WHAT NEEDS TO BE DONE =
Please write back every entry exactly, character for character.

PROVIDED ENTRIES =
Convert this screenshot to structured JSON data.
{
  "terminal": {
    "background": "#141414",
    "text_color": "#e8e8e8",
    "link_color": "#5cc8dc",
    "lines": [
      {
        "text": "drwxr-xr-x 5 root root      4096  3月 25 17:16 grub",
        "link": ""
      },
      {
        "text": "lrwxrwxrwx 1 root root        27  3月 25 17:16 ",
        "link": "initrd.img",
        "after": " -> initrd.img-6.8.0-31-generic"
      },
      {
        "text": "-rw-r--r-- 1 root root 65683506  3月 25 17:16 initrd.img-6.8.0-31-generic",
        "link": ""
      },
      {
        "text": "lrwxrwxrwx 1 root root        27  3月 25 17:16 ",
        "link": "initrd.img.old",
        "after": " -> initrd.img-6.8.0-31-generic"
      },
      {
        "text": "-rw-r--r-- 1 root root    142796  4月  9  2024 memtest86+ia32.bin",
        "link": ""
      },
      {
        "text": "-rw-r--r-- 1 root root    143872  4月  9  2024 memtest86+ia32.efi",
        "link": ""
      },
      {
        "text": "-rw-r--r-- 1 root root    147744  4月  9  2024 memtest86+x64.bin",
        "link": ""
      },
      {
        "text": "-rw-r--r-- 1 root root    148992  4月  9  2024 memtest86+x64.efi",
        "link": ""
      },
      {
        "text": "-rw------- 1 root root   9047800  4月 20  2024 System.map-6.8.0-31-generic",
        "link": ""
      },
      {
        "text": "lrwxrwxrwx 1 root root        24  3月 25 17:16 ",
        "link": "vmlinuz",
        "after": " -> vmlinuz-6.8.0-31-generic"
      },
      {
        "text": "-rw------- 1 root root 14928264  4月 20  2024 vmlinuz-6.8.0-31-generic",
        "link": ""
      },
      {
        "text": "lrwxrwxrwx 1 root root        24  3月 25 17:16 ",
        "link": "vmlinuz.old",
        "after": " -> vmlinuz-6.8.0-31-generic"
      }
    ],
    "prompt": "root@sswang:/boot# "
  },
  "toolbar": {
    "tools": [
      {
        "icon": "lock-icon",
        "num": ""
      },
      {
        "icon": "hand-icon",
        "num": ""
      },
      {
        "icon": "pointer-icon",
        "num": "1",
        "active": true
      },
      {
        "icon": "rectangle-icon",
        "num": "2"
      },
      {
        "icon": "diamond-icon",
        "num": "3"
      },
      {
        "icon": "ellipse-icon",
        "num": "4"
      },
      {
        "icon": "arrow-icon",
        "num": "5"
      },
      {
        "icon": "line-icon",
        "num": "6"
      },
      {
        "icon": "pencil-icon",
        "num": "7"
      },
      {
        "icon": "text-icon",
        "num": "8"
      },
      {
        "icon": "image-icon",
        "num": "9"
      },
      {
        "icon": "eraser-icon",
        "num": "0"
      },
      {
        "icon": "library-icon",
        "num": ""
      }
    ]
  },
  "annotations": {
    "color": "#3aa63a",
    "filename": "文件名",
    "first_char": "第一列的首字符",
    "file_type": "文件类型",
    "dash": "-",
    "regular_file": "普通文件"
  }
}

EXERCISE RESULT =
Convert this screenshot to structured JSON data.
{
  "terminal": {
    "background": "#141414",
    "text_color": "#e8e8e8",
    "link_color": "#5cc8dc",
    "lines": [
      {
        "text": "drwxr-xr-x 5 root root      4096  3月 25 17:16 grub",
        "link": ""
      },
      {
        "text": "lrwxrwxrwx 1 root root        27  3月 25 17:16 ",
        "link": "initrd.img",
        "after": " -> initrd.img-6.8.0-31-generic"
      },
      {
        "text": "-rw-r--r-- 1 root root 65683506  3月 25 17:16 initrd.img-6.8.0-31-generic",
        "link": ""
      },
      {
        "text": "lrwxrwxrwx 1 root root        27  3月 25 17:16 ",
        "link": "initrd.img.old",
        "after": " -> initrd.img-6.8.0-31-generic"
      },
      {
        "text": "-rw-r--r-- 1 root root    142796  4月  9  2024 memtest86+ia32.bin",
        "link": ""
      },
      {
        "text": "-rw-r--r-- 1 root root    143872  4月  9  2024 memtest86+ia32.efi",
        "link": ""
      },
      {
        "text": "-rw-r--r-- 1 root root    147744  4月  9  2024 memtest86+x64.bin",
        "link": ""
      },
      {
        "text": "-rw-r--r-- 1 root root    148992  4月  9  2024 memtest86+x64.efi",
        "link": ""
      },
      {
        "text": "-rw------- 1 root root   9047800  4月 20  2024 System.map-6.8.0-31-generic",
        "link": ""
      },
      {
        "text": "lrwxrwxrwx 1 root root        24  3月 25 17:16 ",
        "link": "vmlinuz",
        "after": " -> vmlinuz-6.8.0-31-generic"
      },
      {
        "text": "-rw------- 1 root root 14928264  4月 20  2024 vmlinuz-6.8.0-31-generic",
        "link": ""
      },
      {
        "text": "lrwxrwxrwx 1 root root        24  3月 25 17:16 ",
        "link": "vmlinuz.old",
        "after": " -> vmlinuz-6.8.0-31-generic"
      }
    ],
    "prompt": "root@sswang:/boot# "
  },
  "toolbar": {
    "tools": [
      {
        "icon": "lock-icon",
        "num": ""
      },
      {
        "icon": "hand-icon",
        "num": ""
      },
      {
        "icon": "pointer-icon",
        "num": "1",
        "active": true
      },
      {
        "icon": "rectangle-icon",
        "num": "2"
      },
      {
        "icon": "diamond-icon",
        "num": "3"
      },
      {
        "icon": "ellipse-icon",
        "num": "4"
      },
      {
        "icon": "arrow-icon",
        "num": "5"
      },
      {
        "icon": "line-icon",
        "num": "6"
      },
      {
        "icon": "pencil-icon",
        "num": "7"
      },
      {
        "icon": "text-icon",
        "num": "8"
      },
      {
        "icon": "image-icon",
        "num": "9"
      },
      {
        "icon": "eraser-icon",
        "num": "0"
      },
      {
        "icon": "library-icon",
        "num": ""
      }
    ]
  },
  "annotations": {
    "color": "#3aa63a",
    "filename": "文件名",
    "first_char": "第一列的首字符",
    "file_type": "文件类型",
    "dash": "-",
    "regular_file": "普通文件"
  }
}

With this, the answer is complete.